Q: 15 Tucker Trials. Did you have any idea you had the stomach for this show?
A: I didn't say yes to that. The Australian public, who apparently likes me, said yes to that and my damn gag reflex. They saw that the first time and thought 'oh, that's funny, let's keep putting him through torment.' But I thought if I just keep getting stars, they're not going to put me in. I kept getting stars and they kept putting me in, so I didn't know how to deal with that but it was fun. It was good to get out of camp because it felt like a prison at times.
Q: You said Steve Price owes you a few lunches. What's next in your friendship?
A: Steve and I are staying at a hotel and he very generously — he didn't need to do this — but he paid for an extra night for me and my wife and he tried to not tell me. That kind of guy, he will never say a nice word to my face, but he'll do nice things like that and that's his grumpy-dad way of showing affection. I've got to take him out for lunch. I said I'd cook for him. He said he'd cook for me. It's getting very bromance-y. I don't know if I need to ask him out now. I probably have to speak to his wife to let her know about our relationship. It's getting very intimate. It's very strange. I don't know what my social cred is going to be like after this. Am I going to be more or less liked by people as a result of our friendship? Is he? But it feels right.
Q: Casey Donovan was like a sister to you. How did the relationship develop?
A: Casey and I, I cannot state it enough, she is like one of the most amazing people you'll meet. She's so down to earth and me and her, we just got on immediately. We met each other and we have a very similar sense of humour. We're both just clowns and we danced a lot together, we made up stupid songs together. The back side of her guitar is reflective, and daily, we would talk to each other's reflections. I would be like, 'Hey, Reflective Casey! How are you?' And she'd be like, 'Hey, Reflective Naz! I'm good! How are you?' and we would just have these stupid candid conversations daily to our reflections. It was stupid but we loved it and at one point, Steve had had enough. We were being really loud with our stupid reflective talks and Steve just said, 'Nazeem! Would you just shut the f--- up?' We laughed for like a half and hour after that. I mean, she deserves to take this out. People know her for her singing talent? But she deserves to win this because she's got the biggest heart as well.
Q: Will you be more scared looking back on what you did than actually having gone through it?
A: I'm not really sure if I'm ready to start watching the episodes because I do weird things with my face and I don't want to see myself sleeping. I feel like a creep watching myself sleeping. I know the whole idea of the show is a creepy thing in and of itself, but I don't want to be involved in that! That's weird.
Q: How does this experience inform your humour or comedy? Like, would you adjust the content of Public Frenemy in any way?

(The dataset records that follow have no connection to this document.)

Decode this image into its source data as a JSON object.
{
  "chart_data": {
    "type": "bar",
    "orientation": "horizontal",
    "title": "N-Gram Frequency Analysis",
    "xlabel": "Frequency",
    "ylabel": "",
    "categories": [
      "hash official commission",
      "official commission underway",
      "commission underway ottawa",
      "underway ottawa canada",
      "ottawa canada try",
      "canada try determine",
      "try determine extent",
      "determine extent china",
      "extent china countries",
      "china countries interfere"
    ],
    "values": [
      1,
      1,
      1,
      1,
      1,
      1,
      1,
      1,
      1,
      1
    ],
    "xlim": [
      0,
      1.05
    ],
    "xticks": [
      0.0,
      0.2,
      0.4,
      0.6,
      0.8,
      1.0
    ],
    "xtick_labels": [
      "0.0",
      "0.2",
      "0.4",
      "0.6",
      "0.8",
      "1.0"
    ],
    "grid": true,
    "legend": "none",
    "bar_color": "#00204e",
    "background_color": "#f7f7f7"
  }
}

A: I came into here with a comedy show that was half written, so I'll definitely be drawing on my experience in the jungle to fill half my show. I just hope people who have known me from this show, new audience members, are not going to be freaked out by some of my more political comedy that might be a little more aggro because I do like to rant in stand-up. But hopefully they know I'm a nice guy underneath that, but I do like to let off some steam onstage. There will definitely be jokes about most people in camp. I've got a lot of things I'd like to say and I think stand-up is a great medium for that.